Collected data

══════════

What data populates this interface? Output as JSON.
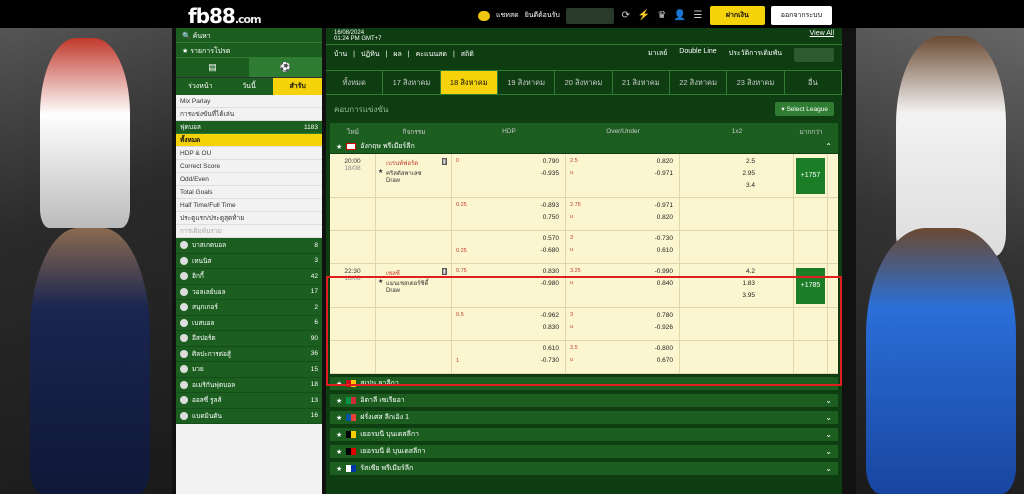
{
  "header": {
    "logo_main": "fb88",
    "logo_suffix": ".com",
    "chat_label": "แชทสด",
    "welcome": "ยินดีต้อนรับ",
    "login_btn": "ฝากเงิน",
    "logout_btn": "ออกจากระบบ"
  },
  "sidebar": {
    "search": "ค้นหา",
    "promos": "รายการโปรด",
    "tab_early": "ร่วงหน้า",
    "tab_today": "วันนี้",
    "tab_live": "สำรับ",
    "mix_parlay": "Mix Parlay",
    "bet_today": "การแข่งขันที่ได้เล่น",
    "football": "ฟุตบอล",
    "football_count": "1183",
    "menu": [
      {
        "label": "ทั้งหมด",
        "style": "yellow"
      },
      {
        "label": "HDP & OU",
        "style": ""
      },
      {
        "label": "Correct Score",
        "style": ""
      },
      {
        "label": "Odd/Even",
        "style": ""
      },
      {
        "label": "Total Goals",
        "style": ""
      },
      {
        "label": "Half Time/Full Time",
        "style": ""
      },
      {
        "label": "ประตูแรก/ประตูสุดท้าย",
        "style": ""
      },
      {
        "label": "การเดิมพันรวม",
        "style": "muted"
      }
    ],
    "sports": [
      {
        "name": "บาสเกตบอล",
        "count": "8"
      },
      {
        "name": "เทนนิส",
        "count": "3"
      },
      {
        "name": "ฮิกกี้",
        "count": "42"
      },
      {
        "name": "วอลเลย์บอล",
        "count": "17"
      },
      {
        "name": "สนุกเกอร์",
        "count": "2"
      },
      {
        "name": "เบสบอล",
        "count": "6"
      },
      {
        "name": "อีสปอร์ต",
        "count": "90"
      },
      {
        "name": "ศิลปะการต่อสู้",
        "count": "36"
      },
      {
        "name": "มวย",
        "count": "15"
      },
      {
        "name": "อเมริกันฟุตบอล",
        "count": "18"
      },
      {
        "name": "ออสซี่ รูลส์",
        "count": "13"
      },
      {
        "name": "แบดมินตัน",
        "count": "16"
      }
    ]
  },
  "main": {
    "date": "16/08/2024",
    "time": "01:24 PM GMT+7",
    "view_all": "View All",
    "filters": [
      "บ้าน",
      "ปฏิทิน",
      "ผล",
      "คะแนนสด",
      "สถิติ"
    ],
    "market": "มาเลย์",
    "line": "Double Line",
    "history": "ประวัติการเดิมพัน",
    "days": [
      "ทั้งหมด",
      "17 สิงหาคม",
      "18 สิงหาคม",
      "19 สิงหาคม",
      "20 สิงหาคม",
      "21 สิงหาคม",
      "22 สิงหาคม",
      "23 สิงหาคม",
      "อื่น"
    ],
    "subhead": "คอบการแข่งขัน",
    "select_league": "Select League",
    "cols": [
      "ไทม์",
      "กิจกรรม",
      "HDP",
      "Over/Under",
      "1x2",
      "มากกว่า"
    ],
    "league1": "อังกฤษ พรีเมียร์ลีก",
    "matches": [
      {
        "time": "20:00",
        "date": "18/08",
        "home": "เบรนท์ฟอร์ด",
        "away": "คริสตัลพาเลซ",
        "draw": "Draw",
        "more": "+1757",
        "rows": [
          {
            "hl": "0",
            "h1": "0.790",
            "h2": "-0.935",
            "ol": "2.5",
            "ou": "u",
            "o1": "0.820",
            "o2": "-0.971",
            "x1": "2.5",
            "x2": "2.95",
            "x3": "3.4"
          },
          {
            "hl": "0.25",
            "h1": "-0.893",
            "h2": "0.750",
            "ol": "2.75",
            "ou": "u",
            "o1": "-0.971",
            "o2": "0.820"
          },
          {
            "hl": "0.25",
            "h1": "0.570",
            "h2": "-0.680",
            "ol": "3",
            "ou": "u",
            "o1": "-0.730",
            "o2": "0.610"
          }
        ]
      },
      {
        "time": "22:30",
        "date": "18/08",
        "home": "เชลซี",
        "away": "แมนเชสเตอร์ซิตี้",
        "draw": "Draw",
        "more": "+1785",
        "rows": [
          {
            "hl": "0.75",
            "h1": "0.830",
            "h2": "-0.980",
            "ol": "3.25",
            "ou": "u",
            "o1": "-0.990",
            "o2": "0.840",
            "x1": "4.2",
            "x2": "1.83",
            "x3": "3.95"
          },
          {
            "hl": "0.5",
            "h1": "-0.962",
            "h2": "0.830",
            "ol": "3",
            "ou": "u",
            "o1": "0.780",
            "o2": "-0.926"
          },
          {
            "hl": "1",
            "h1": "0.610",
            "h2": "-0.730",
            "ol": "3.5",
            "ou": "u",
            "o1": "-0.800",
            "o2": "0.670"
          }
        ]
      }
    ],
    "leagues": [
      "สเปน ลาลีกา",
      "อิตาลี เซเรียอา",
      "ฝรั่งเศส ลีกเอิง 1",
      "เยอรมนี บุนเดสลีกา",
      "เยอรมนี ดิ บุนเดสลีกา",
      "รัสเซีย พรีเมียร์ลีก"
    ]
  }
}
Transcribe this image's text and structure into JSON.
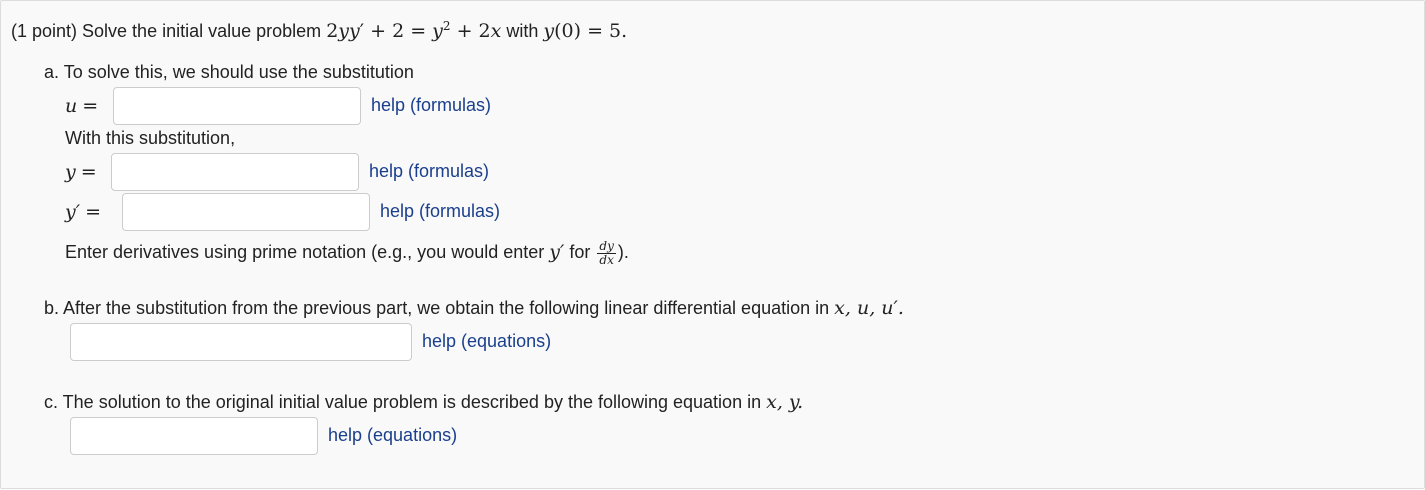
{
  "problem": {
    "points_label": "(1 point) Solve the initial value problem",
    "equation_parts": [
      "2",
      "yy",
      "′",
      " + 2 = ",
      "y",
      "2",
      " + 2",
      "x"
    ],
    "with_text": "with",
    "initial_condition": [
      "y",
      "(0) = 5."
    ]
  },
  "part_a": {
    "intro": "a. To solve this, we should use the substitution",
    "u_var": "u",
    "equals": "=",
    "with_sub": "With this substitution,",
    "y_var": "y",
    "yprime_var": "y′",
    "hint_prefix": "Enter derivatives using prime notation (e.g., you would enter",
    "hint_for": "for",
    "frac_num": "dy",
    "frac_den": "dx",
    "hint_suffix": ")."
  },
  "part_b": {
    "text": "b. After the substitution from the previous part, we obtain the following linear differential equation in",
    "vars": "x, u, u′."
  },
  "part_c": {
    "text": "c. The solution to the original initial value problem is described by the following equation in",
    "vars": "x, y."
  },
  "help": {
    "formulas": "help (formulas)",
    "equations": "help (equations)"
  },
  "inputs": {
    "u_value": "",
    "y_value": "",
    "yprime_value": "",
    "linear_eq_value": "",
    "solution_value": ""
  }
}
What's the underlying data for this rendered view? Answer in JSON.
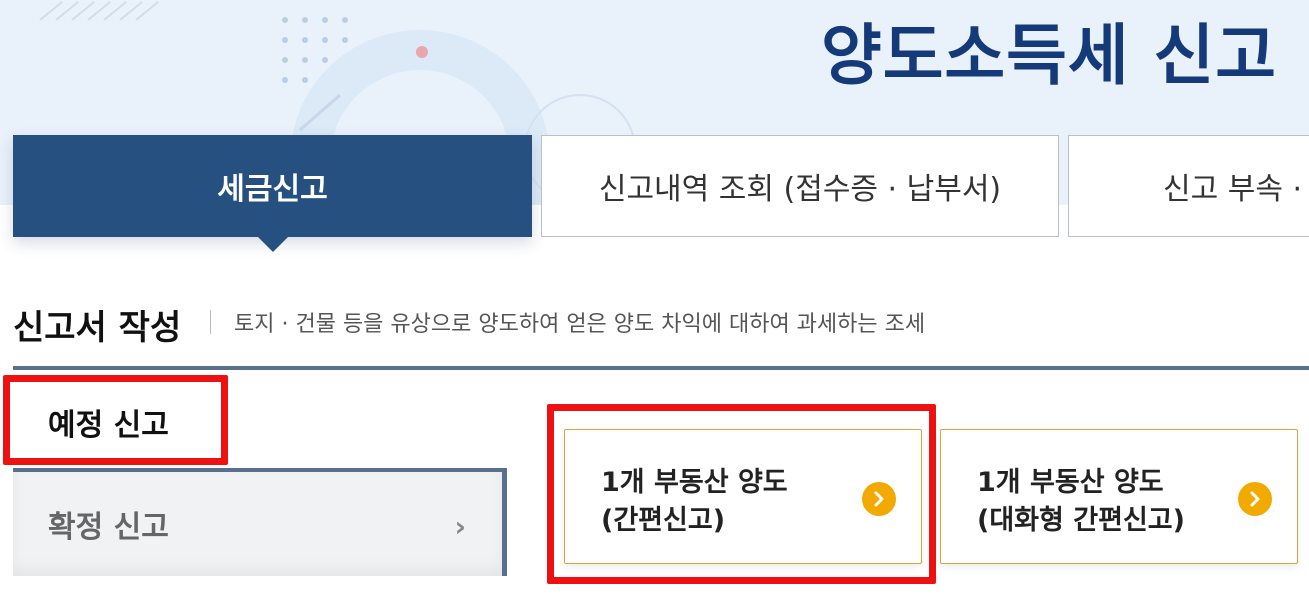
{
  "header": {
    "title": "양도소득세 신고"
  },
  "tabs": [
    {
      "label": "세금신고",
      "active": true
    },
    {
      "label": "신고내역 조회 (접수증 · 납부서)",
      "active": false
    },
    {
      "label": "신고 부속 ·",
      "active": false
    }
  ],
  "section": {
    "title": "신고서 작성",
    "description": "토지 · 건물 등을 유상으로 양도하여 얻은 양도 차익에 대하여 과세하는 조세"
  },
  "side_menu": [
    {
      "label": "예정 신고",
      "active": true
    },
    {
      "label": "확정 신고",
      "active": false,
      "arrow": "›"
    }
  ],
  "cards": [
    {
      "line1": "1개 부동산 양도",
      "line2": "(간편신고)",
      "icon": "chevron-right-circle-icon"
    },
    {
      "line1": "1개 부동산 양도",
      "line2": "(대화형 간편신고)",
      "icon": "chevron-right-circle-icon"
    }
  ],
  "colors": {
    "title": "#153a7a",
    "active_tab": "#26507f",
    "card_border": "#d7a53c",
    "go_button": "#f2a900",
    "highlight": "#ee1111",
    "banner_bg": "#e9f1fb"
  }
}
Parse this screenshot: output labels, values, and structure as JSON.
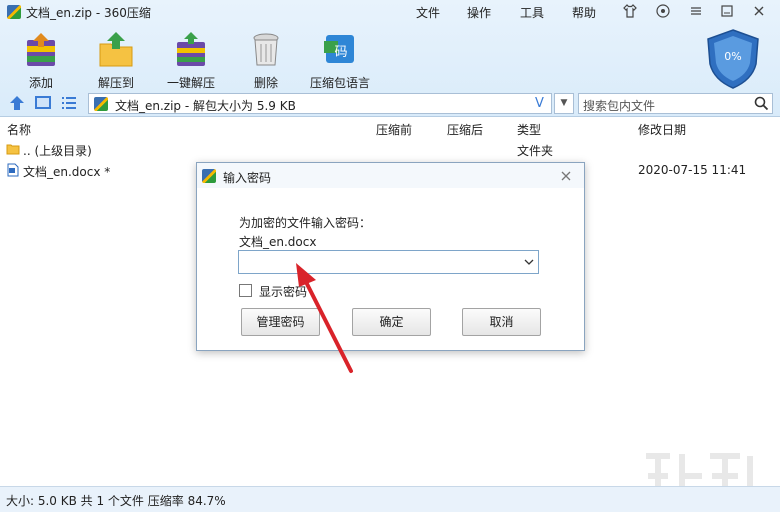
{
  "window": {
    "title": "文档_en.zip - 360压缩",
    "menu": [
      "文件",
      "操作",
      "工具",
      "帮助"
    ]
  },
  "toolbar": {
    "add": "添加",
    "extract_to": "解压到",
    "one_click": "一键解压",
    "delete": "删除",
    "language": "压缩包语言"
  },
  "shield": {
    "percent": "0%"
  },
  "address": {
    "path": "文档_en.zip - 解包大小为 5.9 KB",
    "search_placeholder": "搜索包内文件"
  },
  "columns": {
    "name": "名称",
    "before": "压缩前",
    "after": "压缩后",
    "type": "类型",
    "modified": "修改日期"
  },
  "rows": [
    {
      "name": ".. (上级目录)",
      "type": "文件夹",
      "date": ""
    },
    {
      "name": "文档_en.docx *",
      "type": "",
      "date": "2020-07-15 11:41"
    }
  ],
  "status": {
    "text": "大小: 5.0 KB 共 1 个文件 压缩率 84.7%"
  },
  "dialog": {
    "title": "输入密码",
    "label": "为加密的文件输入密码：",
    "file": "文档_en.docx",
    "password_value": "",
    "show_password": "显示密码",
    "manage": "管理密码",
    "ok": "确定",
    "cancel": "取消"
  },
  "colors": {
    "accent": "#3a7bd5",
    "arrow": "#d9232a",
    "shield": "#2f6fc0"
  }
}
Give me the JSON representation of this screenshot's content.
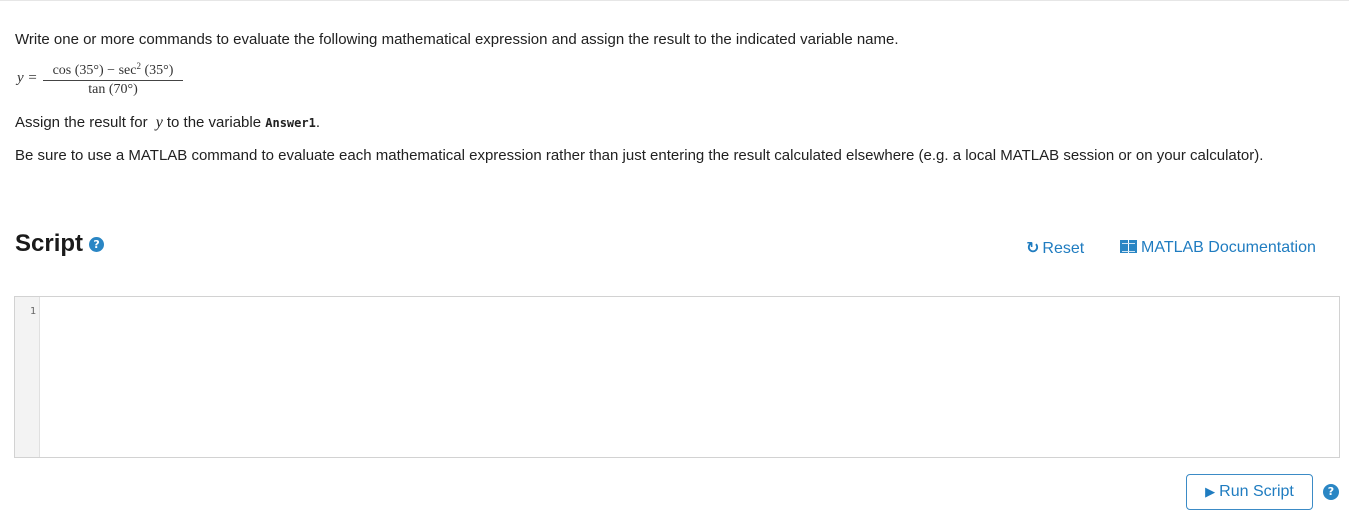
{
  "problem": {
    "intro": "Write one or more commands to evaluate the following mathematical expression and assign the result to the indicated variable name.",
    "equation": {
      "lhs": "y =",
      "numerator": [
        "cos (35°) − sec",
        "2",
        " (35°)"
      ],
      "denominator": "tan (70°)"
    },
    "assign_prefix": "Assign the result for",
    "assign_var": "y",
    "assign_mid": "to the variable",
    "assign_target": "Answer1",
    "assign_suffix": ".",
    "note": "Be sure to use a MATLAB command to evaluate each mathematical expression rather than just entering the result calculated elsewhere (e.g. a local MATLAB session or on your calculator)."
  },
  "script": {
    "title": "Script",
    "help_glyph": "?",
    "reset_label": "Reset",
    "docs_label": "MATLAB Documentation",
    "line_numbers": [
      "1"
    ],
    "code": ""
  },
  "actions": {
    "run_label": "Run Script",
    "help_glyph": "?"
  },
  "colors": {
    "link": "#1f7cc0",
    "icon_blue": "#2a86c4",
    "text": "#212121",
    "gutter": "#f3f3f3"
  },
  "icons": [
    "help-icon",
    "reset-icon",
    "book-icon",
    "play-icon"
  ]
}
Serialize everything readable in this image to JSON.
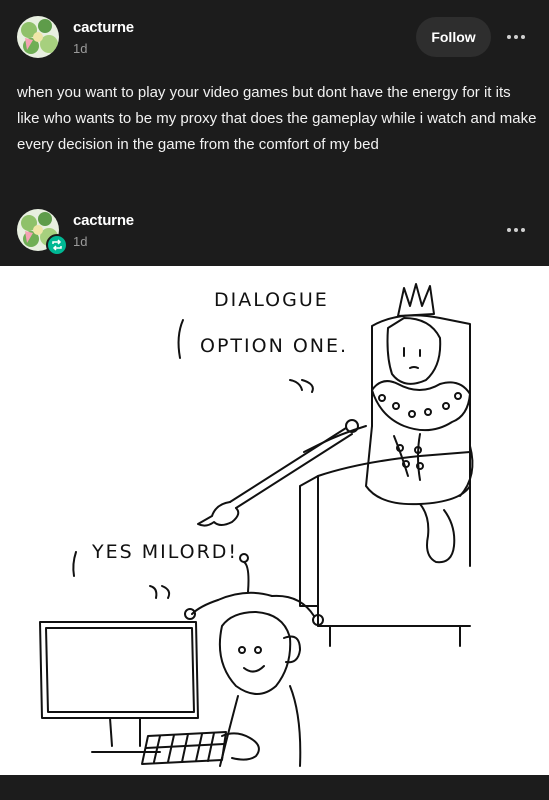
{
  "original_post": {
    "username": "cacturne",
    "timestamp": "1d",
    "follow_label": "Follow",
    "text": "when you want to play your video games but dont have the energy for it its like who wants to be my proxy that does the gameplay while i watch and make every decision in the game from the comfort of my bed"
  },
  "reblog": {
    "username": "cacturne",
    "timestamp": "1d",
    "reblog_icon": "reblog-icon",
    "comic": {
      "king_speech_line1": "DIALOGUE",
      "king_speech_line2": "OPTION ONE.",
      "jester_speech": "YES MILORD!"
    }
  },
  "colors": {
    "background": "#1c1c1c",
    "text": "#ffffff",
    "secondary_text": "#9a9a9a",
    "follow_button_bg": "#2e2e2e",
    "reblog_badge": "#00b894"
  }
}
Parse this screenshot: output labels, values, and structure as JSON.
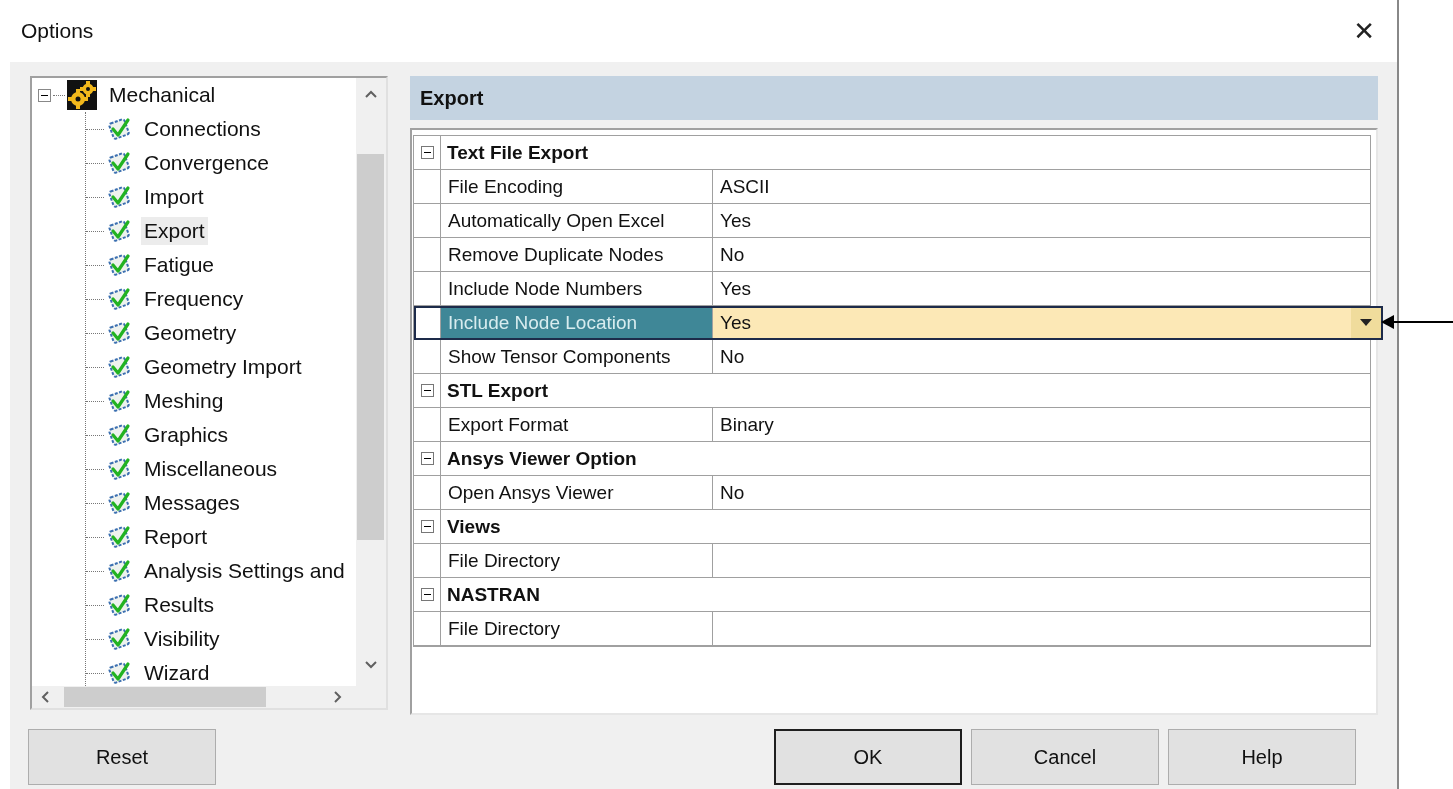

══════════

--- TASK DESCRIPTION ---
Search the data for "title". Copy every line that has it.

--- ANSWER SECTION ---
    "title": "양도소득세 신고"
    "title": "신고서 작성",
    "title": "#153a7a",
    "title": "文档_en.zip - 360压缩",
    "title": "输入密码",
    "title": "Script",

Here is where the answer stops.